╭──

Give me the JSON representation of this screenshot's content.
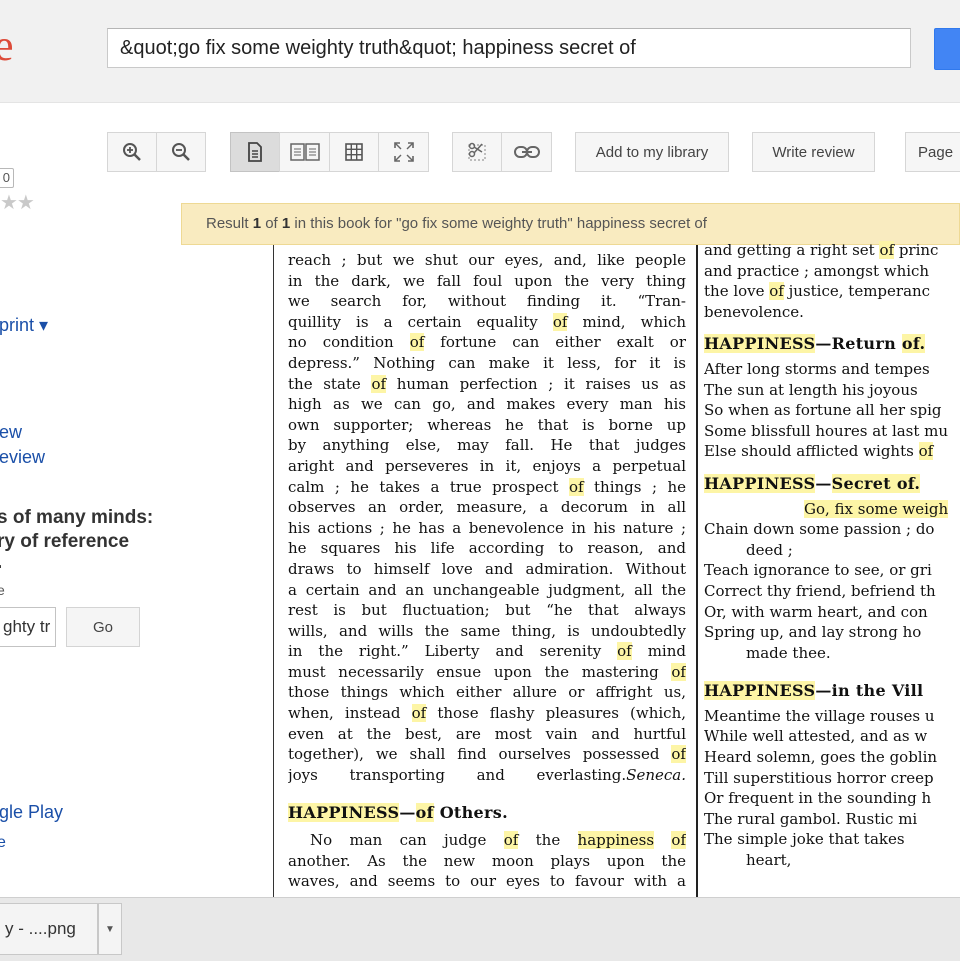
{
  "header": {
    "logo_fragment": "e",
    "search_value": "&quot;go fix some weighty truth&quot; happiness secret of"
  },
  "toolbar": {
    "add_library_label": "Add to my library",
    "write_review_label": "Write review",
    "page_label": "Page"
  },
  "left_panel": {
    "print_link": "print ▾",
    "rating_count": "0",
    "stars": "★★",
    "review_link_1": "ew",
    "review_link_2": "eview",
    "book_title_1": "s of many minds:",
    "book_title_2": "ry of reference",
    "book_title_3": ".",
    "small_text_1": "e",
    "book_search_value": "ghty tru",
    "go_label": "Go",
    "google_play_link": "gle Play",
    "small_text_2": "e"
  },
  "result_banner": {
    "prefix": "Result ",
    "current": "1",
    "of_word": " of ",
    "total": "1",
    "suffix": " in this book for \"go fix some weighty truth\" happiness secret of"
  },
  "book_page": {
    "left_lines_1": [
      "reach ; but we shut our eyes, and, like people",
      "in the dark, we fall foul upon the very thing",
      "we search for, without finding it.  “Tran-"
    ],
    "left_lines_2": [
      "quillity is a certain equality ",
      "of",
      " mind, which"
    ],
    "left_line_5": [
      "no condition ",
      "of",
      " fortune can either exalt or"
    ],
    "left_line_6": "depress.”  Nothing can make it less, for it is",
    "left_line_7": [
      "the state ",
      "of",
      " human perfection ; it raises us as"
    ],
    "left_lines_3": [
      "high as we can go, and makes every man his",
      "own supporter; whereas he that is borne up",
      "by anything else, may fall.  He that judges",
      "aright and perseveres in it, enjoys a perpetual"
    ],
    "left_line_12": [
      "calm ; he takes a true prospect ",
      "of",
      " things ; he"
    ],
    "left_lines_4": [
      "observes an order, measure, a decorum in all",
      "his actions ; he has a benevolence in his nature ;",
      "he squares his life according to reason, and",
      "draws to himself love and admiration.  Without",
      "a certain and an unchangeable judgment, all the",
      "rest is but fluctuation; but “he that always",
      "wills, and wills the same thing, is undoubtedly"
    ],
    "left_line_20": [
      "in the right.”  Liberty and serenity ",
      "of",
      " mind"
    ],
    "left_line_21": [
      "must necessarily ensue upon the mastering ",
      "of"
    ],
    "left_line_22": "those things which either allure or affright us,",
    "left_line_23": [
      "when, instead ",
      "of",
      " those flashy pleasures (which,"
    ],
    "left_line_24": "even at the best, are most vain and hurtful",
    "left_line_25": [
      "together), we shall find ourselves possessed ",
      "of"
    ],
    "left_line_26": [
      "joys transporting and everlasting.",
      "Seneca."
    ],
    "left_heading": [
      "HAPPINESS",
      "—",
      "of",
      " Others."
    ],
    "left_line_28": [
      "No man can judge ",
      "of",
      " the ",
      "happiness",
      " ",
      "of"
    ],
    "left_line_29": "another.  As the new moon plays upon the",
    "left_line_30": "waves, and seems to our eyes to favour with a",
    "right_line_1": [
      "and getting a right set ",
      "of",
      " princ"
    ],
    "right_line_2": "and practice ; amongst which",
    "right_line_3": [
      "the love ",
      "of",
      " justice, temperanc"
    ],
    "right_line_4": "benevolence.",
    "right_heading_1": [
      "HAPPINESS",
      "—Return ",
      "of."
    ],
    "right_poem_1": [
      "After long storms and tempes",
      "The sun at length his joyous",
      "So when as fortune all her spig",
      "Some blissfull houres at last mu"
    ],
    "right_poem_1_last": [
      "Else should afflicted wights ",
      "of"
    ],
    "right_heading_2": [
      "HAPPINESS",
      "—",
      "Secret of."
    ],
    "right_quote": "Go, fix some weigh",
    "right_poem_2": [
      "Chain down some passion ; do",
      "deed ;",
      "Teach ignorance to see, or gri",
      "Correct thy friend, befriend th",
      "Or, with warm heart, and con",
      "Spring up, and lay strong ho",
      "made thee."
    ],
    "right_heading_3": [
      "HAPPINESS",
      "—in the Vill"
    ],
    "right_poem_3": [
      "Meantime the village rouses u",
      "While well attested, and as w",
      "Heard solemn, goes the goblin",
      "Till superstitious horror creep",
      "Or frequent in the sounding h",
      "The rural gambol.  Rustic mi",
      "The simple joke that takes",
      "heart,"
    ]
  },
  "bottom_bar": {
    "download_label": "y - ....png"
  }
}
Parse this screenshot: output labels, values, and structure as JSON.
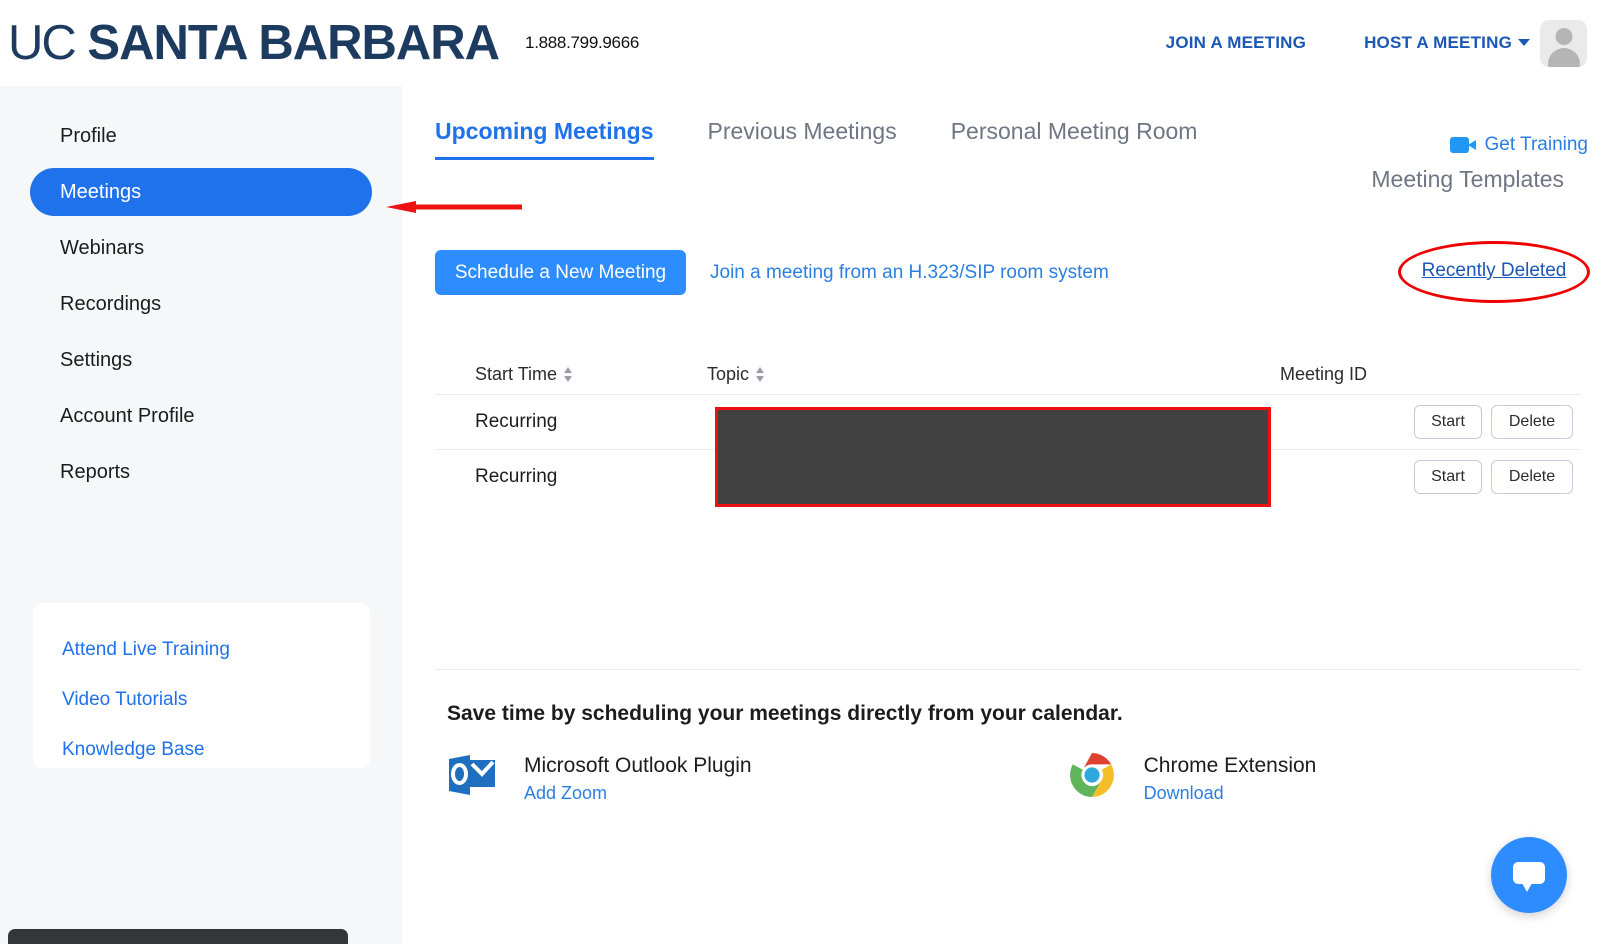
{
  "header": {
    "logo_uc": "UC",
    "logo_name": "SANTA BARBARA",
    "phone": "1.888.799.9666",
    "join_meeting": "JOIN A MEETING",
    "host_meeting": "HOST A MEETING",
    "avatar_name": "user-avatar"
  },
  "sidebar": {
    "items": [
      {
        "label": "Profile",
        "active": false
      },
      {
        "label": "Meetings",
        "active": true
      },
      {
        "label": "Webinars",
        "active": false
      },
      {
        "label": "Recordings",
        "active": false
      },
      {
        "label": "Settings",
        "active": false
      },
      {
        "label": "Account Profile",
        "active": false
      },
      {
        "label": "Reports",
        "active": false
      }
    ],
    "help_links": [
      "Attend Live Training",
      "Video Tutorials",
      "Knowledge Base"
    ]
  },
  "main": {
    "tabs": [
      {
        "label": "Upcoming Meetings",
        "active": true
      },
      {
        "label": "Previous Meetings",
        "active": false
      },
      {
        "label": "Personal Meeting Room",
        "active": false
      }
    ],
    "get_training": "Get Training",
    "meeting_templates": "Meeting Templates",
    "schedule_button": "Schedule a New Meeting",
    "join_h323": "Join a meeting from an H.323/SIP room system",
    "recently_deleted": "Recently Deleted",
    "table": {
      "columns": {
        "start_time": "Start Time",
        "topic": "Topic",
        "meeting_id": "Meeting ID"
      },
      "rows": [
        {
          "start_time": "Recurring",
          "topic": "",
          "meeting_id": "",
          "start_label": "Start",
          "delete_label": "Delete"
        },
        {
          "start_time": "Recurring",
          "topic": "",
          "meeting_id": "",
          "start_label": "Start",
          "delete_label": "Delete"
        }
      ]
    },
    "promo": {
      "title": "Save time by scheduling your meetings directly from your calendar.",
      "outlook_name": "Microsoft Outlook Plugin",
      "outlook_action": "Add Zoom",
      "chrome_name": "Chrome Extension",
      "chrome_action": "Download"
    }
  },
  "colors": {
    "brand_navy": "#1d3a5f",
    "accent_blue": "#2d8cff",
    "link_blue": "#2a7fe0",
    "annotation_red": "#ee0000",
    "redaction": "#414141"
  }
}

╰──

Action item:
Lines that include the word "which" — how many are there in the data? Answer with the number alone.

Output of the exercise:
4